It never made the smallest bit of sense why Rubio got behind a comprehensive immigration bill in the Senate that is nearly identical to what President Obama supports. And now, as confirmation that Rubio went down the wrong road, he has decided to distance himself from the bill. Politico reports: "Other prominent immigration supporters like Sen. Marco Rubio (R-Fla.) have also backed off any deal, saying the Obama administration has 'undermined' negotiations by not defunding his signature health care law." As Jon Chait notes, this doesn't make any sense. But on Saturday Rubio went even farther. Breitbart has the story:
A spokesman for Sen. Marco Rubio (R-FL), a member of the Senate’s “Gang of Eight,” told Breitbart News exclusively on Saturday that the House should not pass individual piecemeal immigration bills in a “ruse” to get to a conference committee that would result in a comprehensive immigration bill.
“At this point, the most realistic way to make progress on immigration would be through a series of individual bills,” Rubio spokesman Alex Conant said in an email. “Any effort to use a limited bill as a ruse to trigger a conference that would then produce a comprehensive bill would be counterproductive. Furthermore, any such effort would fail, because any single senator can and will block conference unless such conference is specifically instructed to limit the conference to only the issue dealt with in the underlying bill.”
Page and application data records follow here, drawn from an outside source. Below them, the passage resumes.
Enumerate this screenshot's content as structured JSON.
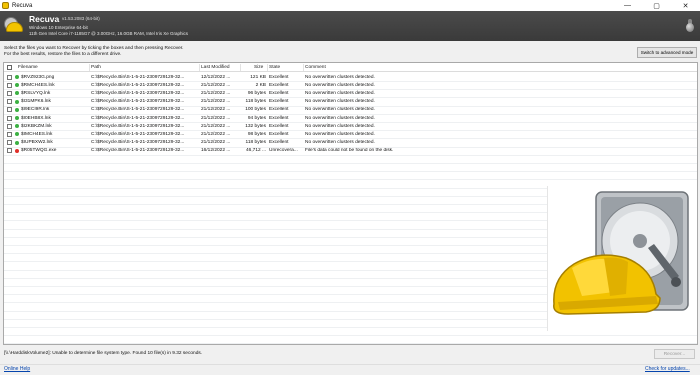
{
  "window": {
    "title": "Recuva",
    "minimize_glyph": "—",
    "maximize_glyph": "▢",
    "close_glyph": "✕"
  },
  "header": {
    "app_name": "Recuva",
    "version": "v1.53.2083 (64-bit)",
    "os": "Windows 10 Enterprise 64-bit",
    "cpu": "11th Gen Intel Core i7-1185G7 @ 3.00GHz, 16.0GB RAM, Intel Iris Xe Graphics"
  },
  "instructions": {
    "line1": "Select the files you want to Recover by ticking the boxes and then pressing Recover.",
    "line2": "For the best results, restore the files to a different drive."
  },
  "advanced_button": "Switch to advanced mode",
  "table": {
    "columns": {
      "filename": "Filename",
      "path": "Path",
      "last_modified": "Last Modified",
      "size": "Size",
      "state": "State",
      "comment": "Comment"
    },
    "rows": [
      {
        "filename": "$RVZ923G.png",
        "path": "C:\\$Recycle.Bin\\S-1-5-21-2309729129-32...",
        "modified": "12/12/2022 ...",
        "size": "121 KB",
        "state": "Excellent",
        "comment": "No overwritten clusters detected.",
        "status": "good"
      },
      {
        "filename": "$RMCH4ES.lnk",
        "path": "C:\\$Recycle.Bin\\S-1-5-21-2309729129-32...",
        "modified": "21/12/2022 ...",
        "size": "2 KB",
        "state": "Excellent",
        "comment": "No overwritten clusters detected.",
        "status": "good"
      },
      {
        "filename": "$RSLVYQ.lnk",
        "path": "C:\\$Recycle.Bin\\S-1-5-21-2309729129-32...",
        "modified": "21/12/2022 ...",
        "size": "96 bytes",
        "state": "Excellent",
        "comment": "No overwritten clusters detected.",
        "status": "good"
      },
      {
        "filename": "$I31MPK6.lnk",
        "path": "C:\\$Recycle.Bin\\S-1-5-21-2309729129-32...",
        "modified": "21/12/2022 ...",
        "size": "118 bytes",
        "state": "Excellent",
        "comment": "No overwritten clusters detected.",
        "status": "good"
      },
      {
        "filename": "$I9ECI9R.lnk",
        "path": "C:\\$Recycle.Bin\\S-1-5-21-2309729129-32...",
        "modified": "21/12/2022 ...",
        "size": "100 bytes",
        "state": "Excellent",
        "comment": "No overwritten clusters detected.",
        "status": "good"
      },
      {
        "filename": "$I0EHB8X.lnk",
        "path": "C:\\$Recycle.Bin\\S-1-5-21-2309729129-32...",
        "modified": "21/12/2022 ...",
        "size": "94 bytes",
        "state": "Excellent",
        "comment": "No overwritten clusters detected.",
        "status": "good"
      },
      {
        "filename": "$I2KBKZM.lnk",
        "path": "C:\\$Recycle.Bin\\S-1-5-21-2309729129-32...",
        "modified": "21/12/2022 ...",
        "size": "132 bytes",
        "state": "Excellent",
        "comment": "No overwritten clusters detected.",
        "status": "good"
      },
      {
        "filename": "$IMCH4ES.lnk",
        "path": "C:\\$Recycle.Bin\\S-1-5-21-2309729129-32...",
        "modified": "21/12/2022 ...",
        "size": "98 bytes",
        "state": "Excellent",
        "comment": "No overwritten clusters detected.",
        "status": "good"
      },
      {
        "filename": "$IUPBXW2.lnk",
        "path": "C:\\$Recycle.Bin\\S-1-5-21-2309729129-32...",
        "modified": "21/12/2022 ...",
        "size": "118 bytes",
        "state": "Excellent",
        "comment": "No overwritten clusters detected.",
        "status": "good"
      },
      {
        "filename": "$R05TWQG.exe",
        "path": "C:\\$Recycle.Bin\\S-1-5-21-2309729129-32...",
        "modified": "16/12/2022 ...",
        "size": "46,712 ...",
        "state": "Unrecovera...",
        "comment": "File's data could not be found on the disk.",
        "status": "bad"
      }
    ]
  },
  "status_bar": {
    "text": "[\\\\.\\HarddiskVolume2]: Unable to determine file system type. Found 10 file(s) in 9.32 seconds."
  },
  "recover_button": "Recover...",
  "links": {
    "help": "Online Help",
    "updates": "Check for updates..."
  },
  "colors": {
    "good": "#3cb043",
    "bad": "#e0302a",
    "accent": "#f2c200"
  }
}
It's hard to decipher precisely what this means (and, as Mickey Kaus points out, Rubio has not been particularly forthcoming about his actual intentions regarding immigration). But since the House is very unlikely to simply pass a large immigration bill, the remaining strategy is the approach that Rubio's spokesman disparages above. For all practical purposes, then, Rubio now opposes comprehensive immigration reform.
This leads to the larger question of what exactly Rubio was thinking when he decided to support the Senate bill in the first place. I have argued previously that it was political suicide for him to get behind the comprehensive approach: if such a bill had passed, Rubio would have been tarred as the most visible supporter of Obama's biggest second term achievement. (Good luck running on that.) And if it fails, as now appears likely, what did he gain by pissing off a bunch of the voters he will need for 2016?
Rubio could argue, in his defense, that he didn't realize the debate over immigration would drag on, or he didn't think that Obama would continue to be so toxic to GOP primary voters. But neither reality took a crystal ball to predict, which is why Rubio's political acumen is in serious question. He has work to do to gain conservative support, and moderates are sure to be wary of his constant flip-flopping. Ann Coulter may have forgiven him, but don't expect voters to be so generous.